There was Frank Zappa’s ‘The Black Page’, Rush’s ‘YYZ’ and ‘La Villa Strangiato’, UK’s ‘In The Dead Of Night’ and Bill Bruford’s ‘Five G’ and ‘Travels With Myself And Someone Else’.
Guitarist Allan Holdsworth, who died four years ago today, of course featured on the latter three tracks (he originally came to my attention when It Bites’ Francis Dunnery waxed lyrical about him in a 1989 Guitarist magazine interview).
Pre-YouTube and Spotify, the problem was that you just couldn’t get hold of this stuff (even though it was barely ten years old!).
So it was a thrill when I finally tracked down a copy of Bruford’s One Of A Kindalbum – featuring ‘Five G’ and ‘Travels With Myself’ – sometime in the mid-1990s.
And now this landmark collection has received the posh reissue treatment, as part of a box set or as a double CD set featuring a new stereo remix, carried out by Bruford and Level 42/King Crimson guitarist Jakko Jakszyk, and a DVD containing the remastered original mix and a new surround-sound mix.
You could argue that the album is the most complete work by all of the participants. Recorded at Soho’s Trident Studios, One Of A Kind was released on the cusp of the 1980s and pointed to where all the four members’ music would take them in the new decade.
There’s no quantizing here – it’s music that breathes (check out the ‘bendy’ time on ‘Hells Bells’, ‘Travels’ and the title track) played by empathetic, truly virtuosic musicians.
But is it rock, jazz, prog or fusion? Who knows, but it’s some of the greatest British instrumental music of all time.
Bruford stuns with one of the tightest drum sounds on record – whipcrack snare, cutting Rototoms – with great phrasing and ideas, some fantastic tuned percussion (marimba, xylophone) and excellent compositions. Bassist Jeff Berlin is an astonishing talent – logical, inventive, technically perfect but never boring.
Dave Stewart (not to be confused with David A Stewart of Eurythmics) is a revelation, layering superbly with his new Prophet 5 synth and adding some effective solos. The liner notes report Holdsworth returning to the studio after a break, hearing Stewart overdubbing on ‘Travels With Myself’ and finding himself in tears.
For his part, Allan was by all accounts rather unhappy during the recording, but delivers brilliant, moving solos, particularly on ‘Travels’ and ‘Sahara Of Snow Part 2’. He also contributes the excellent composition ‘The Abingdon Chasp’, apparently named for a beloved brand of real ale.
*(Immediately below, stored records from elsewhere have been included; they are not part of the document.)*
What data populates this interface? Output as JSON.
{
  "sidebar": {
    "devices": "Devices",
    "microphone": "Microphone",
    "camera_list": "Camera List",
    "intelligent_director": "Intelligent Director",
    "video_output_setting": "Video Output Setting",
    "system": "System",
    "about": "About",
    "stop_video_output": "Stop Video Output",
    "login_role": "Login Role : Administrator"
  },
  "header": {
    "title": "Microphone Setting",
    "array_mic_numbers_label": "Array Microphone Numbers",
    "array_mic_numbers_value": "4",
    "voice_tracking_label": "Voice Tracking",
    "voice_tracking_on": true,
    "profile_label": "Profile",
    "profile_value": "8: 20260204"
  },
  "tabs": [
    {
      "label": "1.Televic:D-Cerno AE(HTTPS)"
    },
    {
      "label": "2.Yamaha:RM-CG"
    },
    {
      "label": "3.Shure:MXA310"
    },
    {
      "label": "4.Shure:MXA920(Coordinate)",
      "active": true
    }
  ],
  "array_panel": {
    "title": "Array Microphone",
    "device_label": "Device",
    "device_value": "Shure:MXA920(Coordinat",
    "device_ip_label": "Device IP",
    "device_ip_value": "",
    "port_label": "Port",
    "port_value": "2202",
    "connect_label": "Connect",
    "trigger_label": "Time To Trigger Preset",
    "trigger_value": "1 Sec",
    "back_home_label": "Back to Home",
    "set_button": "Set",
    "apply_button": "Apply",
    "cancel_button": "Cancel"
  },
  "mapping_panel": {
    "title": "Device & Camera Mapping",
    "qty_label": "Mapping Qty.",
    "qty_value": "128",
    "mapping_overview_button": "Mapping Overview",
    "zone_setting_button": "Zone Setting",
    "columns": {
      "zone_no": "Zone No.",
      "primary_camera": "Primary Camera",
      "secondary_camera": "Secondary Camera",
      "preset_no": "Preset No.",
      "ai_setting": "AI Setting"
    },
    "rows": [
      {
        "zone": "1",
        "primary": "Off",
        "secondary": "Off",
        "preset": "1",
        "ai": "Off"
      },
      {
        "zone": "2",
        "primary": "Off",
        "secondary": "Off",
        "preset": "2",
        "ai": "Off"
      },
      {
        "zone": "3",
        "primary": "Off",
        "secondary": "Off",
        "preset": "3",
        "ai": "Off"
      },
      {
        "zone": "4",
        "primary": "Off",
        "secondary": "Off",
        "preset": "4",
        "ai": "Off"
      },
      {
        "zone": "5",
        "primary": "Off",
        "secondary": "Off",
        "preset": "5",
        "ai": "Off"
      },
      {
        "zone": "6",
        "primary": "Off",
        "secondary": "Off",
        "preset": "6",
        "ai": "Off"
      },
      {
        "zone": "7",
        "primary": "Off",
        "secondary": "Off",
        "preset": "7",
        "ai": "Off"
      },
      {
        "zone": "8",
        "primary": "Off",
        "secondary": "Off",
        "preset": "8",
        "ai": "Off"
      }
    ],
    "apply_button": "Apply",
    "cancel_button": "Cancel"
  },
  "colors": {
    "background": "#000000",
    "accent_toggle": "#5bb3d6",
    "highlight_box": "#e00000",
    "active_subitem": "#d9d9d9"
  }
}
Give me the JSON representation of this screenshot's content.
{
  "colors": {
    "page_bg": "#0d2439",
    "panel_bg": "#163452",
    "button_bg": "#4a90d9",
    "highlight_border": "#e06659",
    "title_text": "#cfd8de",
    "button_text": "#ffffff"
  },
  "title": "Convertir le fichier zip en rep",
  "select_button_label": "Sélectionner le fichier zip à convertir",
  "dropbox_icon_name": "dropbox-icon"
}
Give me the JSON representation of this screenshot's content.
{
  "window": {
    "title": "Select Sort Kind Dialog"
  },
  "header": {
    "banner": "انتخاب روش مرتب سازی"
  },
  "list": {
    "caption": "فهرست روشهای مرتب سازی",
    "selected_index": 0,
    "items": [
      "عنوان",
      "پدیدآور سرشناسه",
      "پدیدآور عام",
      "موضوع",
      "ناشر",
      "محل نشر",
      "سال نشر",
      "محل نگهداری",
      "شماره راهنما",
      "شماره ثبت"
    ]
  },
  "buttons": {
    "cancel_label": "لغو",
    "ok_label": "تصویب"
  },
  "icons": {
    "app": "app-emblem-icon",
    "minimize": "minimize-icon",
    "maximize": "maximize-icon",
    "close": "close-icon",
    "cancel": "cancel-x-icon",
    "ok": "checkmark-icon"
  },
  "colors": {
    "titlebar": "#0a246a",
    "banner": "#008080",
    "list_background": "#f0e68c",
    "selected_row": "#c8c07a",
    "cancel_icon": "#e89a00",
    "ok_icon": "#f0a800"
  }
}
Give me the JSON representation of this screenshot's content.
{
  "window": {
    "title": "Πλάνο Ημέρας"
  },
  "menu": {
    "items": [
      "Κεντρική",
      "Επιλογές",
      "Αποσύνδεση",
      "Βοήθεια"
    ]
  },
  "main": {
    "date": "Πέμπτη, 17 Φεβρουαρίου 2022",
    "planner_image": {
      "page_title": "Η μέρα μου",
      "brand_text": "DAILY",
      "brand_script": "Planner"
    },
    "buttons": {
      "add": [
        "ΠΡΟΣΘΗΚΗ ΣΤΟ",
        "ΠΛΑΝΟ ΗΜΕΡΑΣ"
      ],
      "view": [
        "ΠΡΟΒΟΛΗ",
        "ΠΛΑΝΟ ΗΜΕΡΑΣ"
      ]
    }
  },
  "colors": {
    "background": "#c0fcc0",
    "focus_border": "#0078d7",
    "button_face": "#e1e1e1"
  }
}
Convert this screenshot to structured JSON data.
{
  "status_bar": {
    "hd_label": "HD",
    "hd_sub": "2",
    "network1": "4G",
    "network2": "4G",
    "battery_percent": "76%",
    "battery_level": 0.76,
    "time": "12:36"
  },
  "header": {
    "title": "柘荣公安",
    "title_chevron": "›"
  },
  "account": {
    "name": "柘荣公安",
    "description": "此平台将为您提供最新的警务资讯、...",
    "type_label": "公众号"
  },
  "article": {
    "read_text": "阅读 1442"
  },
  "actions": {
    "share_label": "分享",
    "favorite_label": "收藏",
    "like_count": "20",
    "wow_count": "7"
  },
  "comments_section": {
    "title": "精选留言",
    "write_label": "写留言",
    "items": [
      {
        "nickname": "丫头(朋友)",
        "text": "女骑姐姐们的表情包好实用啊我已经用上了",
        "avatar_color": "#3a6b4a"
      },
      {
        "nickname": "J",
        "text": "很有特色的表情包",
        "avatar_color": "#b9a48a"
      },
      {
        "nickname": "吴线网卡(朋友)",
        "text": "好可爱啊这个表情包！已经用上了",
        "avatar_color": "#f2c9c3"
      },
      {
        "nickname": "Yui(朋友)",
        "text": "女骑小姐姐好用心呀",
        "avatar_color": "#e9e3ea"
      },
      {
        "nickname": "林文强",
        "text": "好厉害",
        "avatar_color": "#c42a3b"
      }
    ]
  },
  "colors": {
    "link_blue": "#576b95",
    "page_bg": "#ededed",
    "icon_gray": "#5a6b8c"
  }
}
Then there’s the resplendent ‘Fainting In Coils’, complete with the ‘Alice In Wonderland’ excerpts and tricky time signature which sounds completely natural in Bruford’s hands.
But how does the new remix sound? First, the good news: the title track, ‘Fainting In Coils’ and ‘Hells Bells’ sound fresh and thrilling; it’s like hearing them for the first time.
But now the bad news: ‘Travels’ inserts some new Stewart solo licks, inaccurately mutes some of his synth pads and then inexplicably mixes his acoustic piano way down and drenches it in muddy reverb (though Holdsworth’s comping is brought forward in the mix).
Then there’s ‘Five G’ – it’s mixed totally dry, with all reverb removed, again with Stewart’s keys too low and Berlin’s bass too high and too ‘middly’.
And the packaging? Sid Smith’s liner notes are excellent, with some lovely, previously-unpublished photos from rehearsal rooms and pub gardens (both in Kingston, Surrey!).
But there’s no sign of the tracklisting or song/composer credits on the digipack – you have to search around for the inner pamphlet to find the details printed in the middle, so quick reference while listening is not easy.
Still – even if the remix is patchy (I can’t comment on the surround mix), the whole package is well worth getting. Any excuse to celebrate a classic album and brilliant band, and a rich voyage of discovery if you don’t know this music.
One Of A Kind Expanded & Remixed is available at Burning Shed.
In which freelance writer Malcolm Wyatt jealously guards his own corner of web hyperspace, featuring interviews, reviews and rants involving big names from across the world of music, comedy, literature, film, TV, the arts, and sport.